Something I’ve had top of mind for a while is the idea of building paid software. Not in a business-school-make-money kind of way though.
I’m interested in building paid software for the relationship with the people that use the software. How can I build something simple that helps people live better, or even just less painful, lives in a respectful way?
These are both things you can do with free products, but it’s not quite the same. Paid products force prospective customers to consider the value and if they want to opt in. There is an explicit value exchange that sets an important tone: people pay for the product and can continually assess whether it meets their needs.1
This relationship is beautiful. It’s good for business if product makers continue making improvements and treat product users well. In turn, users help guide what goes on the roadmap.2
Now that I launched my last product and am side-project-less, I spent some time noodling about general ways to approach building paid products. I’m sure I missed some, but these all seem like decent starting points.
1. Reduce complexity
Complexity is the enemy of many things. Software loves to morph into complex, tangled spaghetti over time. One route to making a paid product is taking a feature of an already successful, yet complex product and giving it new life. Letting it shine on its own. Unbudling is a subset of this.
Doing one thing really well is often better than doing a bunch of things that are mediocre.
If an old product escaped feature-complexity, it’s probably visually bloated or the design could use a touch up. Slapping a new coat of paint on the same or similar features, or even redesigning from the ground up with fresh eyes, will make it look close to brand new.
Great design is not easy, but a better design is often as simple as reducing visual clutter and sorting out hierarchy. Beware of just copying whatever design is popular or you’ll redesign again in a couple years.
With data leaks and breaches happening more in recent years, people are becoming more privacy-conscious. Taking an existing product and making a privacy-focused version should attract some interest, especially if the existing product/industry cares very little about privacy.

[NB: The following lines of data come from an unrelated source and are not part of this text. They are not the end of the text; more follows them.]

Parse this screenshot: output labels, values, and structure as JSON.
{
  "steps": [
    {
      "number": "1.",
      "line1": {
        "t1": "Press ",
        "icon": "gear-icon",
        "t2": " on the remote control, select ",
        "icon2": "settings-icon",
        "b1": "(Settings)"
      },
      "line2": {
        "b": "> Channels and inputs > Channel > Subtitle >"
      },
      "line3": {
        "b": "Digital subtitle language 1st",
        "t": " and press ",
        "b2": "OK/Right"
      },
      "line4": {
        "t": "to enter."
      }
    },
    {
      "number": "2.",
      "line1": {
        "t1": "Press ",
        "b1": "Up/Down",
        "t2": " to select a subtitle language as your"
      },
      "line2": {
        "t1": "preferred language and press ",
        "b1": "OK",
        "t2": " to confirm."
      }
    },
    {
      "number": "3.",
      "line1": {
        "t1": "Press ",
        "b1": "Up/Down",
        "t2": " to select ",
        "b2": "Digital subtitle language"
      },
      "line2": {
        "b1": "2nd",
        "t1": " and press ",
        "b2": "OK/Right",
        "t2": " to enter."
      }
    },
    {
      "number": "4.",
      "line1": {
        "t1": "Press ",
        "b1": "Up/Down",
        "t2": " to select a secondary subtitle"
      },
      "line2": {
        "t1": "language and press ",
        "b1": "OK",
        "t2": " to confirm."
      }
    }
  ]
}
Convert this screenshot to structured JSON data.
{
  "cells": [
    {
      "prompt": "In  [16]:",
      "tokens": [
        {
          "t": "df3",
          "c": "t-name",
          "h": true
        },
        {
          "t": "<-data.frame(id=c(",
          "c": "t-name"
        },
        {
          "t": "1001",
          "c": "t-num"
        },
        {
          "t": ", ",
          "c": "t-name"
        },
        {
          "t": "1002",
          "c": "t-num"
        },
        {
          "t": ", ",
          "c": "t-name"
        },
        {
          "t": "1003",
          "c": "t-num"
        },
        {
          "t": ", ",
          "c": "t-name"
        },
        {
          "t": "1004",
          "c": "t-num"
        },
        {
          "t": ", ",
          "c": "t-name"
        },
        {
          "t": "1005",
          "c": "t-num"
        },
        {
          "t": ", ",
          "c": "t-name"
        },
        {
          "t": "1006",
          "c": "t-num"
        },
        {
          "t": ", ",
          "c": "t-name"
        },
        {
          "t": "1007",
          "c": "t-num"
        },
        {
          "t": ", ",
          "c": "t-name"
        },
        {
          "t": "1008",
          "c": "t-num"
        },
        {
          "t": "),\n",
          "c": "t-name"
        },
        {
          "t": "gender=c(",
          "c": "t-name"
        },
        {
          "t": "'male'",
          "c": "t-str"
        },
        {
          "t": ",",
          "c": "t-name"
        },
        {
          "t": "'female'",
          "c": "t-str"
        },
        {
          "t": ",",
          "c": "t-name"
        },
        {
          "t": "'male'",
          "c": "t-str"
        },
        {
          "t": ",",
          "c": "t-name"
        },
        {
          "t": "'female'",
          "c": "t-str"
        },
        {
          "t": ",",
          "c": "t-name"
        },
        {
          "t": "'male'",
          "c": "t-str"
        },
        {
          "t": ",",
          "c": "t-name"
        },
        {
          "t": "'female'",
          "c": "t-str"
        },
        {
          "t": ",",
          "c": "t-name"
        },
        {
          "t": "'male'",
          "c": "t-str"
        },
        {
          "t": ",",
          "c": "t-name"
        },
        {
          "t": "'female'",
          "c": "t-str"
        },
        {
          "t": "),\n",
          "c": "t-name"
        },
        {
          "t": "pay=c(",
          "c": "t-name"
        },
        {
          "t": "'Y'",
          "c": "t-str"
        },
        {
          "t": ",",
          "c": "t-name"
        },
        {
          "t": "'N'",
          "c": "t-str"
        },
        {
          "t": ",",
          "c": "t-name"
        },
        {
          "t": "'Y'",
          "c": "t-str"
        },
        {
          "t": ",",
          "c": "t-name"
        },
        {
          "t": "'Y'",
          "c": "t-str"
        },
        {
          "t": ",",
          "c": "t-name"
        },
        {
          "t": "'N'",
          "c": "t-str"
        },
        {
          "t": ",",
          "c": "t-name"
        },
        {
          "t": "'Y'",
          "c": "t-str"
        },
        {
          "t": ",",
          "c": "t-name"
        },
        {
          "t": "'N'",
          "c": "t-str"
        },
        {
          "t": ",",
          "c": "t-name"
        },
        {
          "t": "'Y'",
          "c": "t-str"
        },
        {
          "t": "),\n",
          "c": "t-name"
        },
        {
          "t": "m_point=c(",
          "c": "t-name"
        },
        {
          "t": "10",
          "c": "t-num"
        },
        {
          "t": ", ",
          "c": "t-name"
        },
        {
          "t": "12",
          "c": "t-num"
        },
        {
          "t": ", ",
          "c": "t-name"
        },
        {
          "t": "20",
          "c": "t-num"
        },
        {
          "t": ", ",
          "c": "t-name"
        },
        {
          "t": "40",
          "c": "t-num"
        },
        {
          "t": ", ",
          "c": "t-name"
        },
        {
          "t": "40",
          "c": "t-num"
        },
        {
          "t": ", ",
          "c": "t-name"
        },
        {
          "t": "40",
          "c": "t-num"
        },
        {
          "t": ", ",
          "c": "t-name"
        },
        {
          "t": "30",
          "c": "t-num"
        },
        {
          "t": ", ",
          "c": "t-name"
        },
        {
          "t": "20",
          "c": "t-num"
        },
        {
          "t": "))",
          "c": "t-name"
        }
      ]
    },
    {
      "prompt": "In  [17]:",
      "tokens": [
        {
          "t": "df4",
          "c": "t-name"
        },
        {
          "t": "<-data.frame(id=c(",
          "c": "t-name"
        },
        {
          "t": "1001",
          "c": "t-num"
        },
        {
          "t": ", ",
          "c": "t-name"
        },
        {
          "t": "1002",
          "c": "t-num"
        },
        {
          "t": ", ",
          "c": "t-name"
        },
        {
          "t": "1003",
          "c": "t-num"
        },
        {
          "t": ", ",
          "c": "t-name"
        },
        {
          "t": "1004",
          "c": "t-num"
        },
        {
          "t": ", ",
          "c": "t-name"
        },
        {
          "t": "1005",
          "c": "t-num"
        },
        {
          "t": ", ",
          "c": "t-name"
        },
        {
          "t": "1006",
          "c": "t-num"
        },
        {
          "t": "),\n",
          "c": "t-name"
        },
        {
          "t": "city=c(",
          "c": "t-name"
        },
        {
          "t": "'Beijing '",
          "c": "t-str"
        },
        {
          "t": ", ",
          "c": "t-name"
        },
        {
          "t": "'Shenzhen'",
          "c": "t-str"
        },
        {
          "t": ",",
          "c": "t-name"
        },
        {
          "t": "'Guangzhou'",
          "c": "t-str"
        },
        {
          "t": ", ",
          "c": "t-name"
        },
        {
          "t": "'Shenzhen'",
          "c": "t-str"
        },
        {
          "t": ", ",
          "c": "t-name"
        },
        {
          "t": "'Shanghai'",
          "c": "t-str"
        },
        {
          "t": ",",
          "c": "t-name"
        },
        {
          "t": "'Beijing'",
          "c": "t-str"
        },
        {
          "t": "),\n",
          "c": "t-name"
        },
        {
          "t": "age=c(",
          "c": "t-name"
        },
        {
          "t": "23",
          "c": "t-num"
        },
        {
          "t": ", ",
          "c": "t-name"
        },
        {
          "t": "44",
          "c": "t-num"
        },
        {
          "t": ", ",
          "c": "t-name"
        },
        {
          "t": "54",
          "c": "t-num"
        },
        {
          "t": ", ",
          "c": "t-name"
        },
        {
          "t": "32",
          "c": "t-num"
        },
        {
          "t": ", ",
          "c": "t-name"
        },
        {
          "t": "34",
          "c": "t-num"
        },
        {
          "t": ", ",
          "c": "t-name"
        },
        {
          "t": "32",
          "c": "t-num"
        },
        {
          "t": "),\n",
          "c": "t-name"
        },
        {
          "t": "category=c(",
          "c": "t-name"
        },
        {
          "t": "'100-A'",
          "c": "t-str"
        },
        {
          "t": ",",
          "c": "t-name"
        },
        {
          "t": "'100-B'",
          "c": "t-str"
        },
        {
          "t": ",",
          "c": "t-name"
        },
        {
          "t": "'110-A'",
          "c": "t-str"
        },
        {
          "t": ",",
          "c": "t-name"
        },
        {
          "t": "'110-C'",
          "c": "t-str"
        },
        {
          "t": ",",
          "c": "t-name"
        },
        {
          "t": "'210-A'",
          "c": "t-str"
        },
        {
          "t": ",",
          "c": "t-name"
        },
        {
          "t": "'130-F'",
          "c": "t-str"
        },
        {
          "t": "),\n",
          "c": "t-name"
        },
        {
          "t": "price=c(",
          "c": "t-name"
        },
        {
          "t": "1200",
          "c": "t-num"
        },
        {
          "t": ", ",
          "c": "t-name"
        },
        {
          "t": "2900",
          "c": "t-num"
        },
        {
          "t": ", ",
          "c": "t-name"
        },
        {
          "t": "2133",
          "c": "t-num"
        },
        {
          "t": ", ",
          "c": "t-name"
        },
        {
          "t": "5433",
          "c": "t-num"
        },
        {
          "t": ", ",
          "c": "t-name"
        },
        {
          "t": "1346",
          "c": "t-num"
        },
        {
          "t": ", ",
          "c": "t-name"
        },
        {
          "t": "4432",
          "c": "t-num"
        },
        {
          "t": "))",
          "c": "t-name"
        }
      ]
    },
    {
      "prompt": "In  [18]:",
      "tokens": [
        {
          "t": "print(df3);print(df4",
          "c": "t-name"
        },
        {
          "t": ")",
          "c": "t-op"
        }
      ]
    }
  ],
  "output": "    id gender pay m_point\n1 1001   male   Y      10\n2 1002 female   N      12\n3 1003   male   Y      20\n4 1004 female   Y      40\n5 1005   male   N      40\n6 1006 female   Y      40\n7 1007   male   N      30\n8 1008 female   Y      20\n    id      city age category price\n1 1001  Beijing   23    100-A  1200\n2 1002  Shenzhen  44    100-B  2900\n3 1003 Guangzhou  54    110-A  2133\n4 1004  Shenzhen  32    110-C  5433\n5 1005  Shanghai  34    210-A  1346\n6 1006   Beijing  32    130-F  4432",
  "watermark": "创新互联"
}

You can build a privacy-focused product through marketing alone — users will feel good, but it will all be for nothing — or you can do the hard work to ensure everything is actually private. This “hard work” might be as easy as upgrading to a more modern tech stack or architecture.
4. Liberate data
Tools that help users tell better stories or make better decisions are extremely useful. Finding signals for users from their existing data or enriching their data with novel sources will help them do both of these things.
Tactically, take some data and present it in a different way, or give a group of people access to data they didn’t have before. Humans are really bad at processing and finding trends in high-dimensional data so even if the tool just prevents comprehension errors, it’s worth something.
5. Build on high-growth platforms
When new, high-growth platforms spring up, they can’t build everything for their users. Find out what these people need and make it. It might be hacky at first, but a lot of tech platforms open things up to developers nowadays. Being the first “app” in a platform’s “store” can lead to fast growth.
This strategy could also work for more mature platforms, but a lot of the low-hanging, tasty fruit will already be picked off.
6. Listen to desperate users
Given a large enough company, old enough software, or both, there are groups of folks that hate their job because they are tormented by the same piece of software every day. Find and listen to them. Those that are experiencing a “hair on fire” problem want to find a solution quickly.
Potential blockers here are the people with the acute need don’t have purchasing or decision-making power.
7. Solve your own problems
If you pay close enough attention, you can find things that are annoying about almost anything, including your daily life. Likewise, you can also notice shortcuts that others don’t. Productizing a solution to these annoyances or making shortcuts more accessible/obvious will give you at least one user — you!
If you don’t think you have any problems, ask someone else about theirs. Try to notice how they work too. Is it different from what you do? Is that better or worse?
8. Internal tools
Almost every tech company builds the same internal tools. Find out who built them and ask them why. Did their last company build the same tool? If you work at a tech company, especially a large one, there are a lot of potential customers walking around.
If you think companies won’t switch away from their internal tools and buy your productized version, you are wrong. Internal tools are often very rough and expensive to maintain. Product manager and CEOs would love to use your product if it reclaims engineering time. Maybe your current PM or CEO is your first customer?
Closing notes: I’ve built paid products before, but as part of large teams. There’s something different about getting paid to make a paid product and being the one that gets paid by the paid product.
- Free products have more abstract value trade-offs (i.e. time/attention and instead of money) so there’s a lot less friction to amassing users.↩
- Calling people that use a product users is lazy. There are other options, but since this article is very general, I’ll continue using the term. At least at Patreon, we say creator, patron, fan, etc.↩